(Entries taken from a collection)

————————

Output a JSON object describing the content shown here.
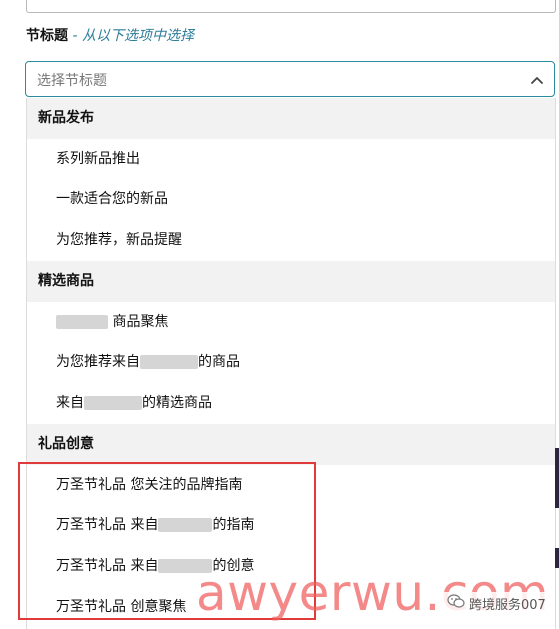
{
  "form": {
    "section_title": "节标题",
    "separator": " - ",
    "hint": "从以下选项中选择",
    "select_placeholder": "选择节标题"
  },
  "dropdown": {
    "groups": [
      {
        "label": "新品发布",
        "options": [
          "系列新品推出",
          "一款适合您的新品",
          "为您推荐，新品提醒"
        ]
      },
      {
        "label": "精选商品",
        "options": [
          {
            "before": "",
            "after": " 商品聚焦"
          },
          {
            "before": "为您推荐来自",
            "after": "的商品"
          },
          {
            "before": "来自",
            "after": "的精选商品"
          }
        ]
      },
      {
        "label": "礼品创意",
        "options": [
          "万圣节礼品 您关注的品牌指南",
          {
            "before": "万圣节礼品 来自",
            "after": "的指南"
          },
          {
            "before": "万圣节礼品 来自",
            "after": "的创意"
          },
          "万圣节礼品 创意聚焦"
        ]
      }
    ]
  },
  "overlays": {
    "watermark": "awyerwu.com",
    "wechat_account": "跨境服务007"
  },
  "colors": {
    "accent": "#2a8a9e",
    "hint_text": "#2e7d99",
    "group_bg": "#f2f2f2",
    "highlight_box": "#e03a3a",
    "watermark": "#ee5c5c"
  },
  "icons": {
    "select_toggle": "chevron-up-icon",
    "wechat": "wechat-icon"
  }
}
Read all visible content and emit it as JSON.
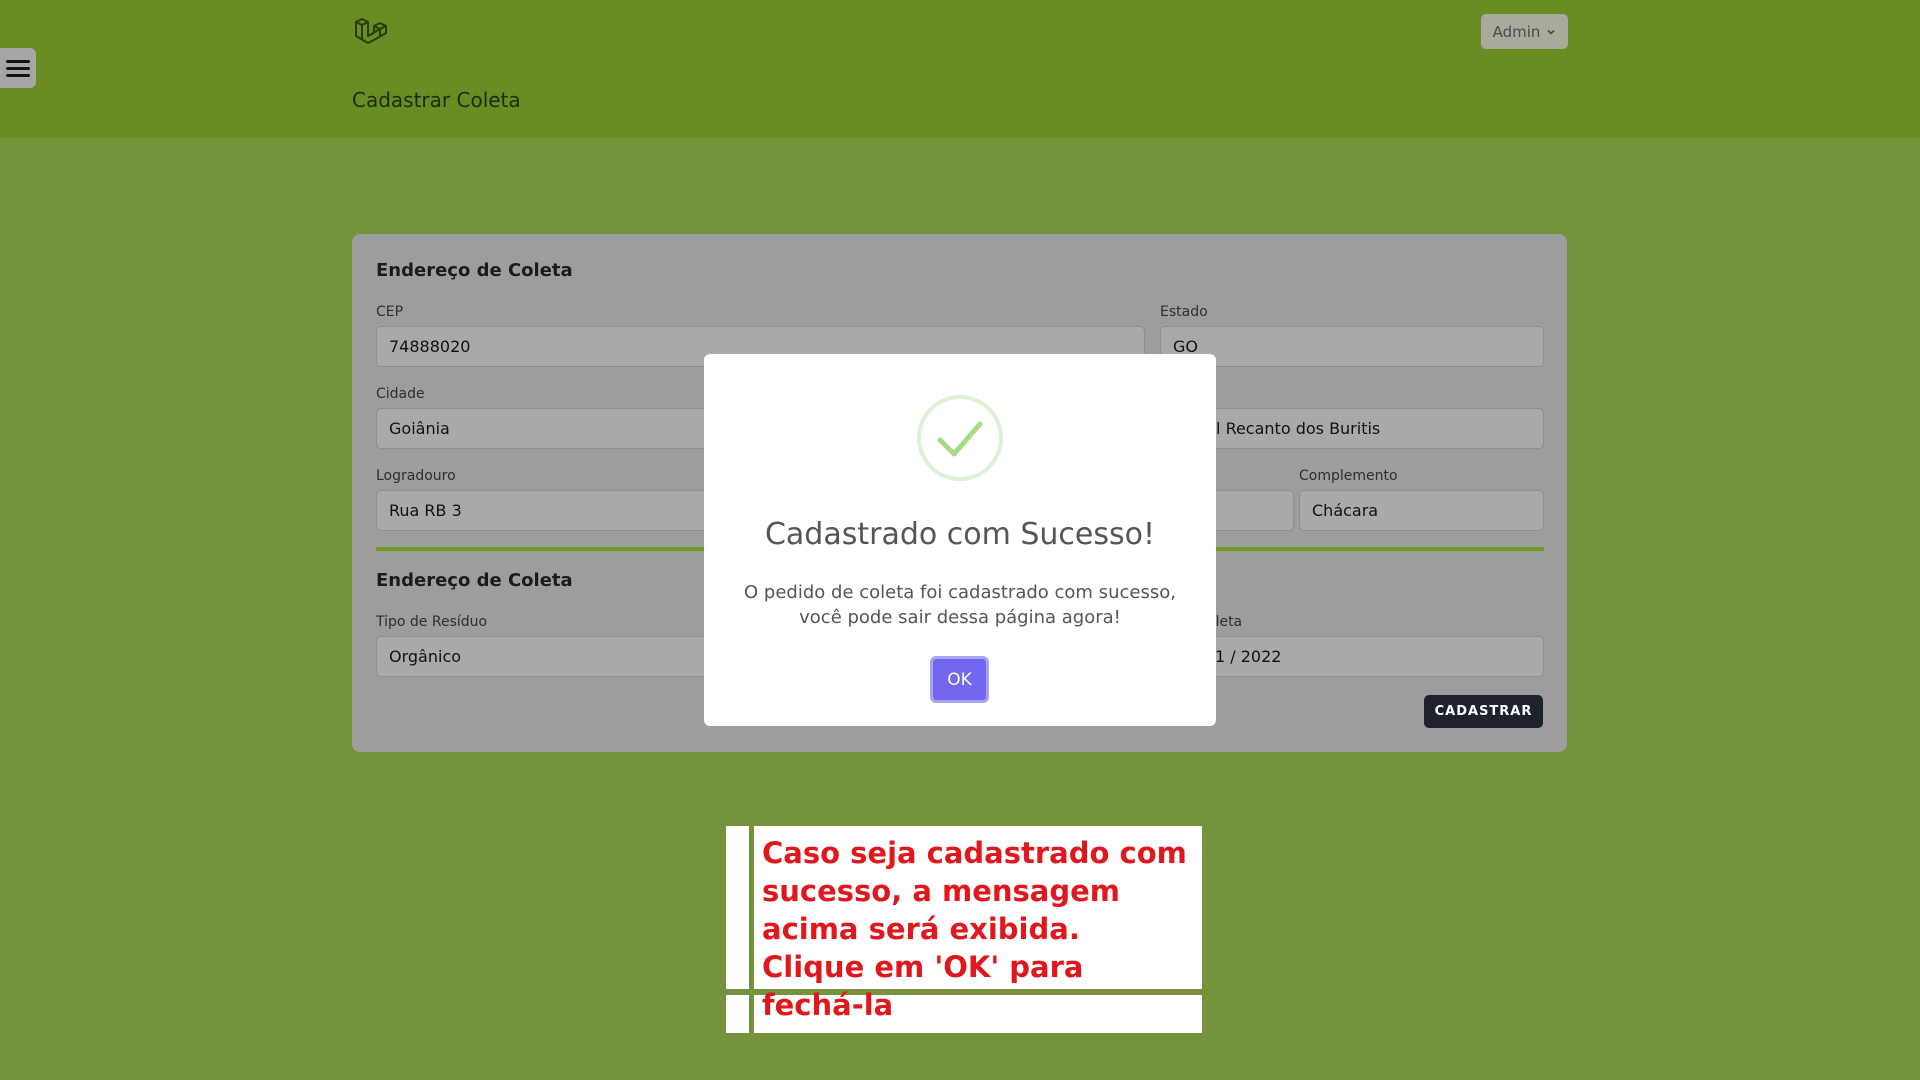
{
  "header": {
    "logo_icon": "laravel-logo-icon",
    "user_menu_label": "Admin",
    "page_title": "Cadastrar Coleta",
    "menu_icon": "hamburger-menu-icon"
  },
  "form": {
    "section1_title": "Endereço de Coleta",
    "cep": {
      "label": "CEP",
      "value": "74888020"
    },
    "estado": {
      "label": "Estado",
      "value": "GO"
    },
    "cidade": {
      "label": "Cidade",
      "value": "Goiânia"
    },
    "bairro": {
      "value": "encial Recanto dos Buritis"
    },
    "logradouro": {
      "label": "Logradouro",
      "value": "Rua RB 3"
    },
    "complemento": {
      "label": "Complemento",
      "value": "Chácara"
    },
    "section2_title": "Endereço de Coleta",
    "tipo_residuo": {
      "label": "Tipo de Resíduo",
      "value": "Orgânico"
    },
    "data_coleta": {
      "label": "oleta",
      "value": "1 / 2022"
    },
    "submit_label": "CADASTRAR"
  },
  "modal": {
    "icon": "success-check-icon",
    "title": "Cadastrado com Sucesso!",
    "message": "O pedido de coleta foi cadastrado com sucesso, você pode sair dessa página agora!",
    "ok_label": "OK"
  },
  "annotation": {
    "text": "Caso seja cadastrado com sucesso, a mensagem acima será exibida. Clique em 'OK' para fechá-la"
  },
  "colors": {
    "header_bg": "#6a8d23",
    "page_bg": "#75933c",
    "accent_green": "#6e9a1f",
    "ok_button": "#7367f0",
    "submit_button": "#1e222c",
    "annotation_text": "#e0171d"
  }
}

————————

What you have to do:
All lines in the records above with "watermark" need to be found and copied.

Answer for the task:
    "watermark": "awyerwu.com",
    "watermark": "#ee5c5c"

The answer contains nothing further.